posted at 12/29/2012 10:08 AM EST
In response to Not-A-Shot's comment:
As anyone who has every played competitively will agree, those are the types of situations you dream out. Big game, oppenent coming up the ice with the head down. BOOM!
You get one, maybe two of those a year and you spend the rest of the time looking for it.
They call it, "hockey". I learned to look for that, hit like that in peewee hockey. I also learned to avoid it at all costs with the puck. A few times I didn't. I got rocked. It was awful. It was hockey.
That's the way I always looked at it too, but my mind is being changed. Many argue this type of hit isn't necessary, and really brings little to the game. I'm seeing more and more reason to that argument.
I played hockey at a fairly high level, and like you, dreamed of those situations. Thing is though, players weren't routinely carried off on stretchers in those days. Coaching is better, and much more demanding. Years ago, you wouldn't have seen a player like Yakopov diving face first to block shots. Players aren't allowed to side step hits like they were in my day, coaches won't put up with it, plus there seemed to be more of a code.
Couple all of that with the fact that players are much faster, stronger, and have to compete much harder than they ever did, and it's obvious that we can't just leave things the way they used to be. I feel that play would be a penalty in the NHL, and although I agree with everyones assesment it was clean....they'd still call it boarding or charging in the NHL, and I'm not sure that's a bad thing.
The game is evolving, and the rules have to too.
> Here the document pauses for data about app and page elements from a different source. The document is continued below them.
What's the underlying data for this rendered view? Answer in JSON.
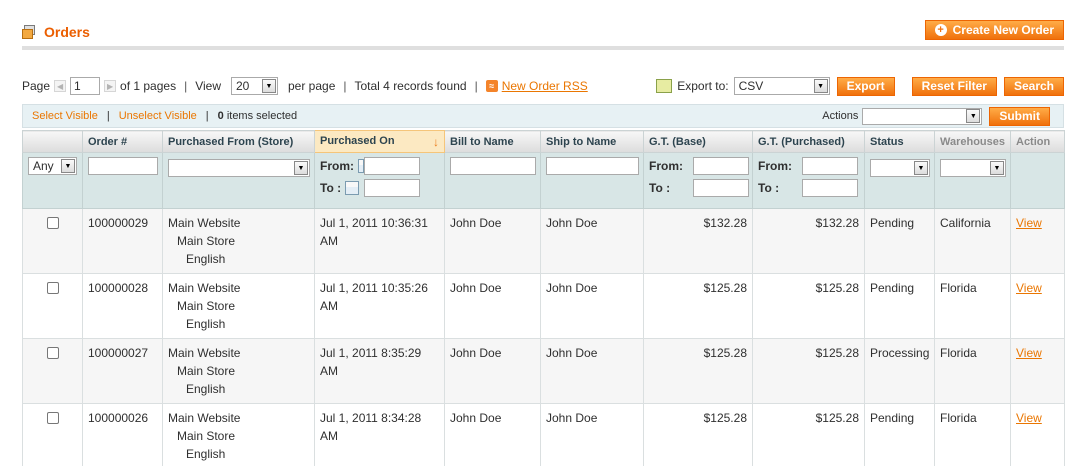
{
  "header": {
    "title": "Orders",
    "create_label": "Create New Order"
  },
  "pager": {
    "page_label": "Page",
    "page_value": "1",
    "of_pages": "of 1 pages",
    "view_label": "View",
    "view_value": "20",
    "per_page": "per page",
    "total": "Total 4 records found",
    "rss": "New Order RSS",
    "export_label": "Export to:",
    "export_value": "CSV",
    "export_btn": "Export",
    "reset_btn": "Reset Filter",
    "search_btn": "Search"
  },
  "massaction": {
    "select_visible": "Select Visible",
    "unselect_visible": "Unselect Visible",
    "count": "0",
    "selected_text": "items selected",
    "actions_label": "Actions",
    "submit": "Submit"
  },
  "columns": [
    "Order #",
    "Purchased From (Store)",
    "Purchased On",
    "Bill to Name",
    "Ship to Name",
    "G.T. (Base)",
    "G.T. (Purchased)",
    "Status",
    "Warehouses",
    "Action"
  ],
  "filters": {
    "any": "Any",
    "from": "From:",
    "to": "To :"
  },
  "colors": {
    "accent": "#eb5e00",
    "button": "#f0710c",
    "header_bg": "#e7f1f4"
  },
  "rows": [
    {
      "order": "100000029",
      "store1": "Main Website",
      "store2": "Main Store",
      "store3": "English",
      "date1": "Jul 1, 2011 10:36:31",
      "date2": "AM",
      "bill": "John Doe",
      "ship": "John Doe",
      "base": "$132.28",
      "purchased": "$132.28",
      "status": "Pending",
      "warehouse": "California",
      "action": "View"
    },
    {
      "order": "100000028",
      "store1": "Main Website",
      "store2": "Main Store",
      "store3": "English",
      "date1": "Jul 1, 2011 10:35:26",
      "date2": "AM",
      "bill": "John Doe",
      "ship": "John Doe",
      "base": "$125.28",
      "purchased": "$125.28",
      "status": "Pending",
      "warehouse": "Florida",
      "action": "View"
    },
    {
      "order": "100000027",
      "store1": "Main Website",
      "store2": "Main Store",
      "store3": "English",
      "date1": "Jul 1, 2011 8:35:29",
      "date2": "AM",
      "bill": "John Doe",
      "ship": "John Doe",
      "base": "$125.28",
      "purchased": "$125.28",
      "status": "Processing",
      "warehouse": "Florida",
      "action": "View"
    },
    {
      "order": "100000026",
      "store1": "Main Website",
      "store2": "Main Store",
      "store3": "English",
      "date1": "Jul 1, 2011 8:34:28",
      "date2": "AM",
      "bill": "John Doe",
      "ship": "John Doe",
      "base": "$125.28",
      "purchased": "$125.28",
      "status": "Pending",
      "warehouse": "Florida",
      "action": "View"
    }
  ]
}
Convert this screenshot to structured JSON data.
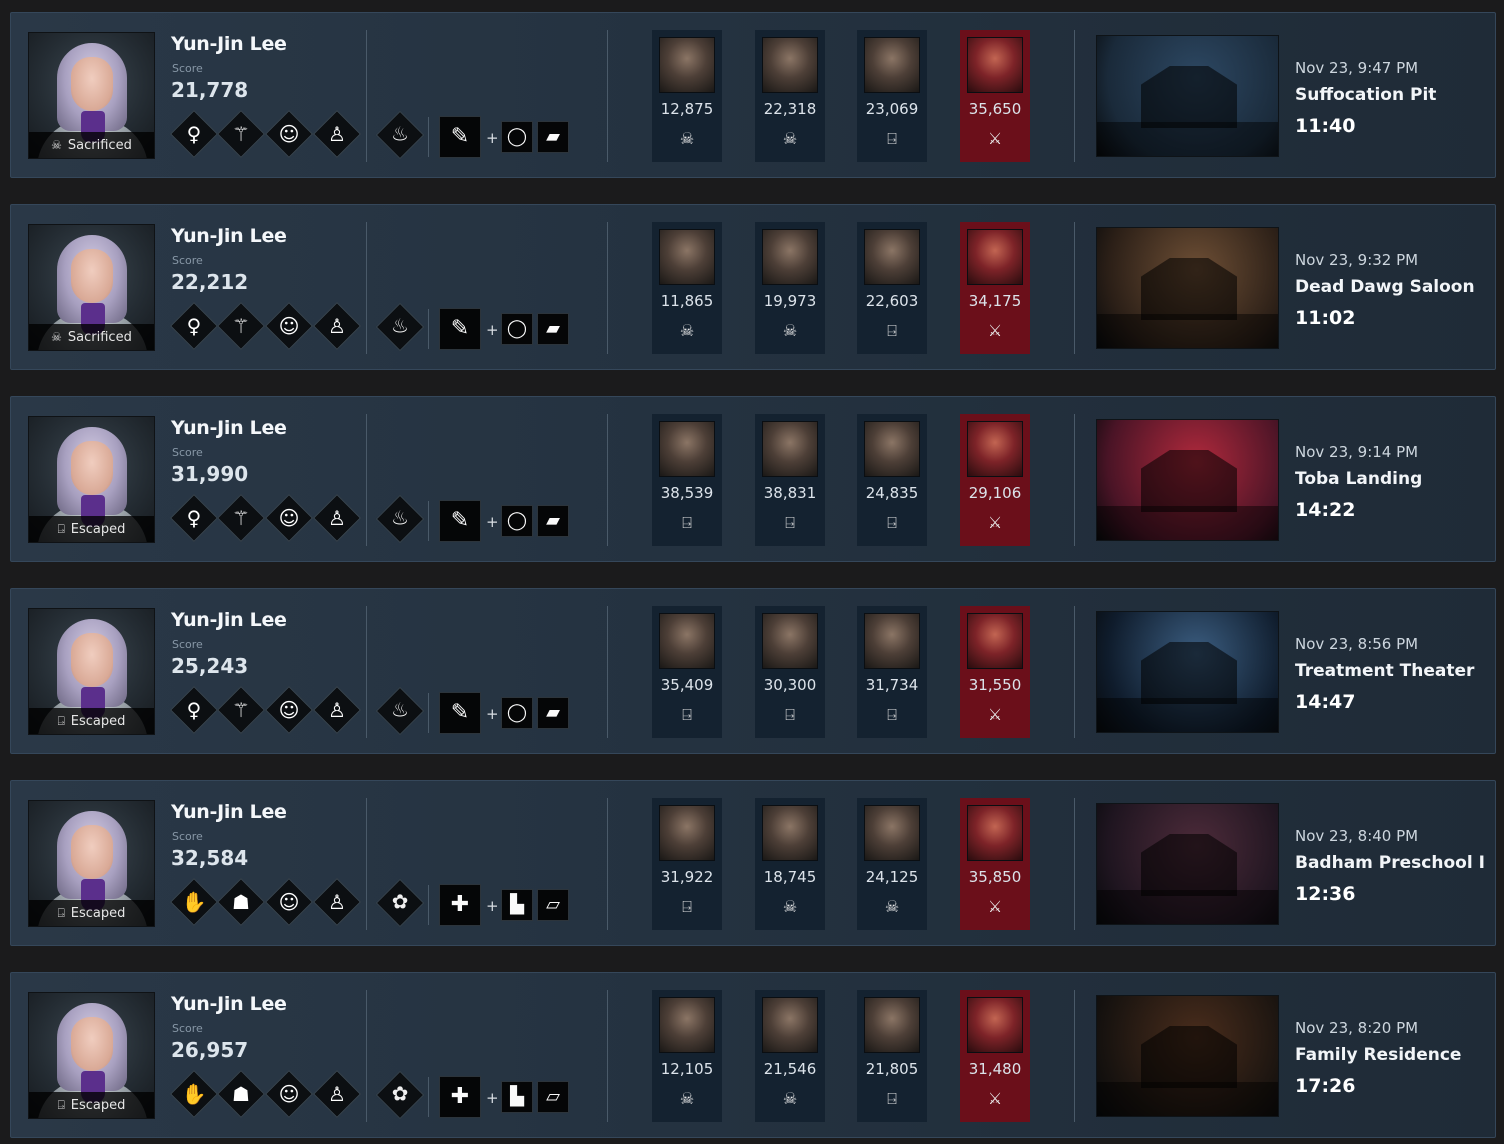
{
  "matches": [
    {
      "player": {
        "name": "Yun-Jin Lee",
        "score_label": "Score",
        "score": "21,778",
        "status": "Sacrificed",
        "status_icon": "skull"
      },
      "perks": [
        "adrenaline-icon",
        "lithe-icon",
        "fixated-icon",
        "dance-icon"
      ],
      "offering": "cake-icon",
      "item": "flashlight-icon",
      "addons": [
        "ring-icon",
        "battery-icon"
      ],
      "others": [
        {
          "score": "12,875",
          "result_icon": "skull",
          "role": "survivor"
        },
        {
          "score": "22,318",
          "result_icon": "skull",
          "role": "survivor"
        },
        {
          "score": "23,069",
          "result_icon": "escape",
          "role": "survivor"
        },
        {
          "score": "35,650",
          "result_icon": "killer",
          "role": "killer"
        }
      ],
      "map": {
        "date": "Nov 23, 9:47 PM",
        "name": "Suffocation Pit",
        "duration": "11:40",
        "tint": [
          "#1a2a3a",
          "#2d4863"
        ]
      }
    },
    {
      "player": {
        "name": "Yun-Jin Lee",
        "score_label": "Score",
        "score": "22,212",
        "status": "Sacrificed",
        "status_icon": "skull"
      },
      "perks": [
        "adrenaline-icon",
        "lithe-icon",
        "fixated-icon",
        "dance-icon"
      ],
      "offering": "cake-icon",
      "item": "flashlight-icon",
      "addons": [
        "ring-icon",
        "battery-icon"
      ],
      "others": [
        {
          "score": "11,865",
          "result_icon": "skull",
          "role": "survivor"
        },
        {
          "score": "19,973",
          "result_icon": "skull",
          "role": "survivor"
        },
        {
          "score": "22,603",
          "result_icon": "escape",
          "role": "survivor"
        },
        {
          "score": "34,175",
          "result_icon": "killer",
          "role": "killer"
        }
      ],
      "map": {
        "date": "Nov 23, 9:32 PM",
        "name": "Dead Dawg Saloon",
        "duration": "11:02",
        "tint": [
          "#2b1f17",
          "#6e4f35"
        ]
      }
    },
    {
      "player": {
        "name": "Yun-Jin Lee",
        "score_label": "Score",
        "score": "31,990",
        "status": "Escaped",
        "status_icon": "escape"
      },
      "perks": [
        "adrenaline-icon",
        "lithe-icon",
        "fixated-icon",
        "dance-icon"
      ],
      "offering": "cake-icon",
      "item": "flashlight-icon",
      "addons": [
        "ring-icon",
        "battery-icon"
      ],
      "others": [
        {
          "score": "38,539",
          "result_icon": "escape",
          "role": "survivor"
        },
        {
          "score": "38,831",
          "result_icon": "escape",
          "role": "survivor"
        },
        {
          "score": "24,835",
          "result_icon": "escape",
          "role": "survivor"
        },
        {
          "score": "29,106",
          "result_icon": "killer",
          "role": "killer"
        }
      ],
      "map": {
        "date": "Nov 23, 9:14 PM",
        "name": "Toba Landing",
        "duration": "14:22",
        "tint": [
          "#4a1426",
          "#b0293c"
        ]
      }
    },
    {
      "player": {
        "name": "Yun-Jin Lee",
        "score_label": "Score",
        "score": "25,243",
        "status": "Escaped",
        "status_icon": "escape"
      },
      "perks": [
        "adrenaline-icon",
        "lithe-icon",
        "fixated-icon",
        "dance-icon"
      ],
      "offering": "cake-icon",
      "item": "flashlight-icon",
      "addons": [
        "ring-icon",
        "battery-icon"
      ],
      "others": [
        {
          "score": "35,409",
          "result_icon": "escape",
          "role": "survivor"
        },
        {
          "score": "30,300",
          "result_icon": "escape",
          "role": "survivor"
        },
        {
          "score": "31,734",
          "result_icon": "escape",
          "role": "survivor"
        },
        {
          "score": "31,550",
          "result_icon": "killer",
          "role": "killer"
        }
      ],
      "map": {
        "date": "Nov 23, 8:56 PM",
        "name": "Treatment Theater",
        "duration": "14:47",
        "tint": [
          "#0f1c2c",
          "#3b5d80"
        ]
      }
    },
    {
      "player": {
        "name": "Yun-Jin Lee",
        "score_label": "Score",
        "score": "32,584",
        "status": "Escaped",
        "status_icon": "escape"
      },
      "perks": [
        "buckle-up-icon",
        "survivor-icon",
        "fixated-icon",
        "dance-icon"
      ],
      "offering": "flower-icon",
      "item": "medkit-icon",
      "addons": [
        "bandage-icon",
        "gauze-icon"
      ],
      "others": [
        {
          "score": "31,922",
          "result_icon": "escape",
          "role": "survivor"
        },
        {
          "score": "18,745",
          "result_icon": "skull",
          "role": "survivor"
        },
        {
          "score": "24,125",
          "result_icon": "skull",
          "role": "survivor"
        },
        {
          "score": "35,850",
          "result_icon": "killer",
          "role": "killer"
        }
      ],
      "map": {
        "date": "Nov 23, 8:40 PM",
        "name": "Badham Preschool I",
        "duration": "12:36",
        "tint": [
          "#1f1520",
          "#4d2b3a"
        ]
      }
    },
    {
      "player": {
        "name": "Yun-Jin Lee",
        "score_label": "Score",
        "score": "26,957",
        "status": "Escaped",
        "status_icon": "escape"
      },
      "perks": [
        "buckle-up-icon",
        "survivor-icon",
        "fixated-icon",
        "dance-icon"
      ],
      "offering": "flower-icon",
      "item": "medkit-icon",
      "addons": [
        "bandage-icon",
        "gauze-icon"
      ],
      "others": [
        {
          "score": "12,105",
          "result_icon": "skull",
          "role": "survivor"
        },
        {
          "score": "21,546",
          "result_icon": "skull",
          "role": "survivor"
        },
        {
          "score": "21,805",
          "result_icon": "escape",
          "role": "survivor"
        },
        {
          "score": "31,480",
          "result_icon": "killer",
          "role": "killer"
        }
      ],
      "map": {
        "date": "Nov 23, 8:20 PM",
        "name": "Family Residence",
        "duration": "17:26",
        "tint": [
          "#1a1410",
          "#4a2d1c"
        ]
      }
    }
  ],
  "icons": {
    "skull": "☠",
    "escape": "⍈",
    "killer": "⚔",
    "adrenaline-icon": "♀",
    "lithe-icon": "⚚",
    "fixated-icon": "☺",
    "dance-icon": "♙",
    "buckle-up-icon": "✋",
    "survivor-icon": "☗",
    "cake-icon": "♨",
    "flower-icon": "✿",
    "flashlight-icon": "✎",
    "medkit-icon": "✚",
    "ring-icon": "◯",
    "battery-icon": "▰",
    "bandage-icon": "▙",
    "gauze-icon": "▱"
  }
}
Watched game 6 of the 78 Cup finals last night(Bruins,Habs). It's easy to see why we need to update our definitions of acceptability as we move forward. The game is night and day from those times, in fact the notion that these were the best 2 teams in the America's is almost laughable. We've come a long, long way since then.
2 years ago, I would've smirked and stood solidly behind "keep your head up". It's just not that simple anymore.
Especially at a tournament featuring "boys", I don't think the officials used terrible judgement.
The maddening thing for me, is the fact that the industry is continuing to keep it's head in the sand, instead of instituting clear perimeters of playability. Sport needs to be defined by it's rules. Hockey has always been at the bottom of the heap in that department, leaving officials holding the bag.